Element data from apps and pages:
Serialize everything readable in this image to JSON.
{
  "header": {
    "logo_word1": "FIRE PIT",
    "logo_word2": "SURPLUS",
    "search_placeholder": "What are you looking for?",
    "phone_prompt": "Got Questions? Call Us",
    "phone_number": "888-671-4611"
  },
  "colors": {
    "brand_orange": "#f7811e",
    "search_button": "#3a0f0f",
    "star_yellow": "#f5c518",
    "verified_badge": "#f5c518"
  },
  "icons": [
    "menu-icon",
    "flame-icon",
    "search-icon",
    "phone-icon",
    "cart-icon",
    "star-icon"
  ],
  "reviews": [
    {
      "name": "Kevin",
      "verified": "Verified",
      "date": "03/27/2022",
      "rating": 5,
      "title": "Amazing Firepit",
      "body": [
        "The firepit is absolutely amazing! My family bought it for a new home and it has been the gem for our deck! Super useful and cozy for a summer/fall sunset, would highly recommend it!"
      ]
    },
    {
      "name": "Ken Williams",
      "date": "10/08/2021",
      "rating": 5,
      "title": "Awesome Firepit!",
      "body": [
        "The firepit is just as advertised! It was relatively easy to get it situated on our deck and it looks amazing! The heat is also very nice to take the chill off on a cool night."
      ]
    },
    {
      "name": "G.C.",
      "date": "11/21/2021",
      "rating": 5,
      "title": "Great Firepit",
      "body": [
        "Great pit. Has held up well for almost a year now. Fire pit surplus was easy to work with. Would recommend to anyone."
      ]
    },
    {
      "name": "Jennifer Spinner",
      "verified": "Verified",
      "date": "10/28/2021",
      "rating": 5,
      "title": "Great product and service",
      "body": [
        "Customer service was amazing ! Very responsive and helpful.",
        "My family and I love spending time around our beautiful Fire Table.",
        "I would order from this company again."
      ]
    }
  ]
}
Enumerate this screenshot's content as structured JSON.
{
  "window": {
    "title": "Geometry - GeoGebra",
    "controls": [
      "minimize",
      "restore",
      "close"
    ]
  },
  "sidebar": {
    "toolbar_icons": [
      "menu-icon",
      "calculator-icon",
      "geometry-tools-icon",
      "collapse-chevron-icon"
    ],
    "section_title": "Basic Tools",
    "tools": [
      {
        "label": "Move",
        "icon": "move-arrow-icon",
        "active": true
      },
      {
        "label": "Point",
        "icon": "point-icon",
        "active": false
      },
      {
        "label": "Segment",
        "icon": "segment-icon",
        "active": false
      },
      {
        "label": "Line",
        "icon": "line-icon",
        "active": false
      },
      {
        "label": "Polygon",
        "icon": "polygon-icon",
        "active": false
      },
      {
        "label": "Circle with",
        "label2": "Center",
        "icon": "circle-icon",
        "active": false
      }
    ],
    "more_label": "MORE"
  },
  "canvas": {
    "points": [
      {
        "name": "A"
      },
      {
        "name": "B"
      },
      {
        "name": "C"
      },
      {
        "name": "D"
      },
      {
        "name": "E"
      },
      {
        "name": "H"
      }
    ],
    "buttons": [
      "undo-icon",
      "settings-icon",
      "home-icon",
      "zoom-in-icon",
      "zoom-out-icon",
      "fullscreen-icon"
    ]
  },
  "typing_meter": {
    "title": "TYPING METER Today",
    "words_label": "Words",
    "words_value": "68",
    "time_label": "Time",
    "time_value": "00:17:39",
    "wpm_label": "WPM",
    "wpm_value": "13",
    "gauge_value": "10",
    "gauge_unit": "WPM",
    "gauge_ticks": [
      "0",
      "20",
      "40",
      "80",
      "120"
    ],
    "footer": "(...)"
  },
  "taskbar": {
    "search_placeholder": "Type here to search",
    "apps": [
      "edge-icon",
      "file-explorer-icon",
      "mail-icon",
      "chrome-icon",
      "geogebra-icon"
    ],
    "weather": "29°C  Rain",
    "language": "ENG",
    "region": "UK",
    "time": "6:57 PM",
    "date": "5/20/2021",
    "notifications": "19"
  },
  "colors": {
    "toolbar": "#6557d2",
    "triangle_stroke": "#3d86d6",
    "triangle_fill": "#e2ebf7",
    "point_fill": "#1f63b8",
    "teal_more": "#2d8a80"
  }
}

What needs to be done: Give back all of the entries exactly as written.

Written solution:
Serialize everything readable in this image to JSON.
{
  "header": {
    "logo_word1": "FIRE PIT",
    "logo_word2": "SURPLUS",
    "search_placeholder": "What are you looking for?",
    "phone_prompt": "Got Questions? Call Us",
    "phone_number": "888-671-4611"
  },
  "colors": {
    "brand_orange": "#f7811e",
    "search_button": "#3a0f0f",
    "star_yellow": "#f5c518",
    "verified_badge": "#f5c518"
  },
  "icons": [
    "menu-icon",
    "flame-icon",
    "search-icon",
    "phone-icon",
    "cart-icon",
    "star-icon"
  ],
  "reviews": [
    {
      "name": "Kevin",
      "verified": "Verified",
      "date": "03/27/2022",
      "rating": 5,
      "title": "Amazing Firepit",
      "body": [
        "The firepit is absolutely amazing! My family bought it for a new home and it has been the gem for our deck! Super useful and cozy for a summer/fall sunset, would highly recommend it!"
      ]
    },
    {
      "name": "Ken Williams",
      "date": "10/08/2021",
      "rating": 5,
      "title": "Awesome Firepit!",
      "body": [
        "The firepit is just as advertised! It was relatively easy to get it situated on our deck and it looks amazing! The heat is also very nice to take the chill off on a cool night."
      ]
    },
    {
      "name": "G.C.",
      "date": "11/21/2021",
      "rating": 5,
      "title": "Great Firepit",
      "body": [
        "Great pit. Has held up well for almost a year now. Fire pit surplus was easy to work with. Would recommend to anyone."
      ]
    },
    {
      "name": "Jennifer Spinner",
      "verified": "Verified",
      "date": "10/28/2021",
      "rating": 5,
      "title": "Great product and service",
      "body": [
        "Customer service was amazing ! Very responsive and helpful.",
        "My family and I love spending time around our beautiful Fire Table.",
        "I would order from this company again."
      ]
    }
  ]
}
Enumerate this screenshot's content as structured JSON.
{
  "window": {
    "title": "Geometry - GeoGebra",
    "controls": [
      "minimize",
      "restore",
      "close"
    ]
  },
  "sidebar": {
    "toolbar_icons": [
      "menu-icon",
      "calculator-icon",
      "geometry-tools-icon",
      "collapse-chevron-icon"
    ],
    "section_title": "Basic Tools",
    "tools": [
      {
        "label": "Move",
        "icon": "move-arrow-icon",
        "active": true
      },
      {
        "label": "Point",
        "icon": "point-icon",
        "active": false
      },
      {
        "label": "Segment",
        "icon": "segment-icon",
        "active": false
      },
      {
        "label": "Line",
        "icon": "line-icon",
        "active": false
      },
      {
        "label": "Polygon",
        "icon": "polygon-icon",
        "active": false
      },
      {
        "label": "Circle with",
        "label2": "Center",
        "icon": "circle-icon",
        "active": false
      }
    ],
    "more_label": "MORE"
  },
  "canvas": {
    "points": [
      {
        "name": "A"
      },
      {
        "name": "B"
      },
      {
        "name": "C"
      },
      {
        "name": "D"
      },
      {
        "name": "E"
      },
      {
        "name": "H"
      }
    ],
    "buttons": [
      "undo-icon",
      "settings-icon",
      "home-icon",
      "zoom-in-icon",
      "zoom-out-icon",
      "fullscreen-icon"
    ]
  },
  "typing_meter": {
    "title": "TYPING METER Today",
    "words_label": "Words",
    "words_value": "68",
    "time_label": "Time",
    "time_value": "00:17:39",
    "wpm_label": "WPM",
    "wpm_value": "13",
    "gauge_value": "10",
    "gauge_unit": "WPM",
    "gauge_ticks": [
      "0",
      "20",
      "40",
      "80",
      "120"
    ],
    "footer": "(...)"
  },
  "taskbar": {
    "search_placeholder": "Type here to search",
    "apps": [
      "edge-icon",
      "file-explorer-icon",
      "mail-icon",
      "chrome-icon",
      "geogebra-icon"
    ],
    "weather": "29°C  Rain",
    "language": "ENG",
    "region": "UK",
    "time": "6:57 PM",
    "date": "5/20/2021",
    "notifications": "19"
  },
  "colors": {
    "toolbar": "#6557d2",
    "triangle_stroke": "#3d86d6",
    "triangle_fill": "#e2ebf7",
    "point_fill": "#1f63b8",
    "teal_more": "#2d8a80"
  }
}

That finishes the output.